═════ Provided data

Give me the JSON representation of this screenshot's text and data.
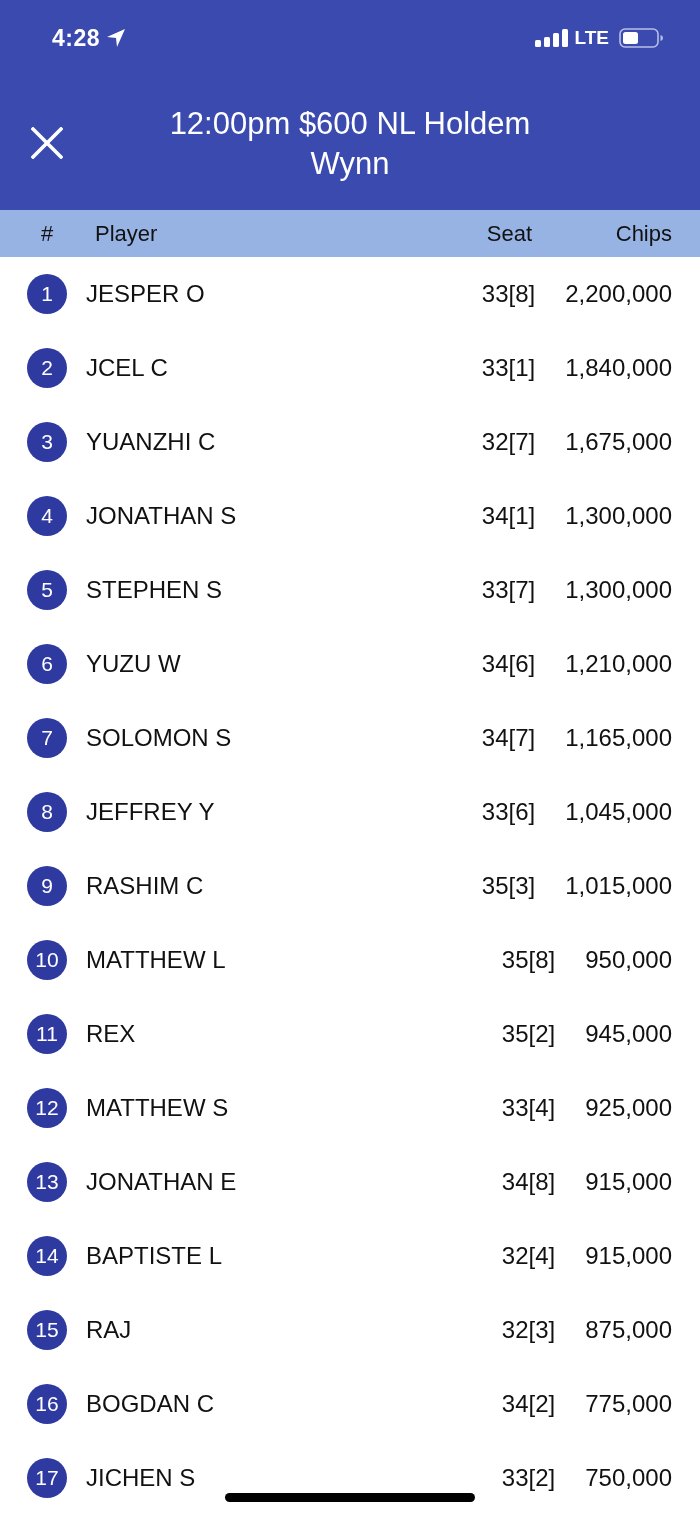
{
  "status_bar": {
    "time": "4:28",
    "network": "LTE"
  },
  "header": {
    "title": "12:00pm $600 NL Holdem",
    "subtitle": "Wynn"
  },
  "table": {
    "columns": [
      "#",
      "Player",
      "Seat",
      "Chips"
    ],
    "rows": [
      {
        "rank": "1",
        "player": "JESPER O",
        "seat": "33[8]",
        "chips": "2,200,000"
      },
      {
        "rank": "2",
        "player": "JCEL C",
        "seat": "33[1]",
        "chips": "1,840,000"
      },
      {
        "rank": "3",
        "player": "YUANZHI C",
        "seat": "32[7]",
        "chips": "1,675,000"
      },
      {
        "rank": "4",
        "player": "JONATHAN S",
        "seat": "34[1]",
        "chips": "1,300,000"
      },
      {
        "rank": "5",
        "player": "STEPHEN S",
        "seat": "33[7]",
        "chips": "1,300,000"
      },
      {
        "rank": "6",
        "player": "YUZU W",
        "seat": "34[6]",
        "chips": "1,210,000"
      },
      {
        "rank": "7",
        "player": "SOLOMON S",
        "seat": "34[7]",
        "chips": "1,165,000"
      },
      {
        "rank": "8",
        "player": "JEFFREY Y",
        "seat": "33[6]",
        "chips": "1,045,000"
      },
      {
        "rank": "9",
        "player": "RASHIM C",
        "seat": "35[3]",
        "chips": "1,015,000"
      },
      {
        "rank": "10",
        "player": "MATTHEW L",
        "seat": "35[8]",
        "chips": "950,000"
      },
      {
        "rank": "11",
        "player": "REX",
        "seat": "35[2]",
        "chips": "945,000"
      },
      {
        "rank": "12",
        "player": "MATTHEW S",
        "seat": "33[4]",
        "chips": "925,000"
      },
      {
        "rank": "13",
        "player": "JONATHAN E",
        "seat": "34[8]",
        "chips": "915,000"
      },
      {
        "rank": "14",
        "player": "BAPTISTE L",
        "seat": "32[4]",
        "chips": "915,000"
      },
      {
        "rank": "15",
        "player": "RAJ",
        "seat": "32[3]",
        "chips": "875,000"
      },
      {
        "rank": "16",
        "player": "BOGDAN C",
        "seat": "34[2]",
        "chips": "775,000"
      },
      {
        "rank": "17",
        "player": "JICHEN S",
        "seat": "33[2]",
        "chips": "750,000"
      }
    ]
  }
}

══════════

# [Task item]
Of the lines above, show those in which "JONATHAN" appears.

# [Solution for this exercise]
        "player": "JONATHAN S",
        "player": "JONATHAN E",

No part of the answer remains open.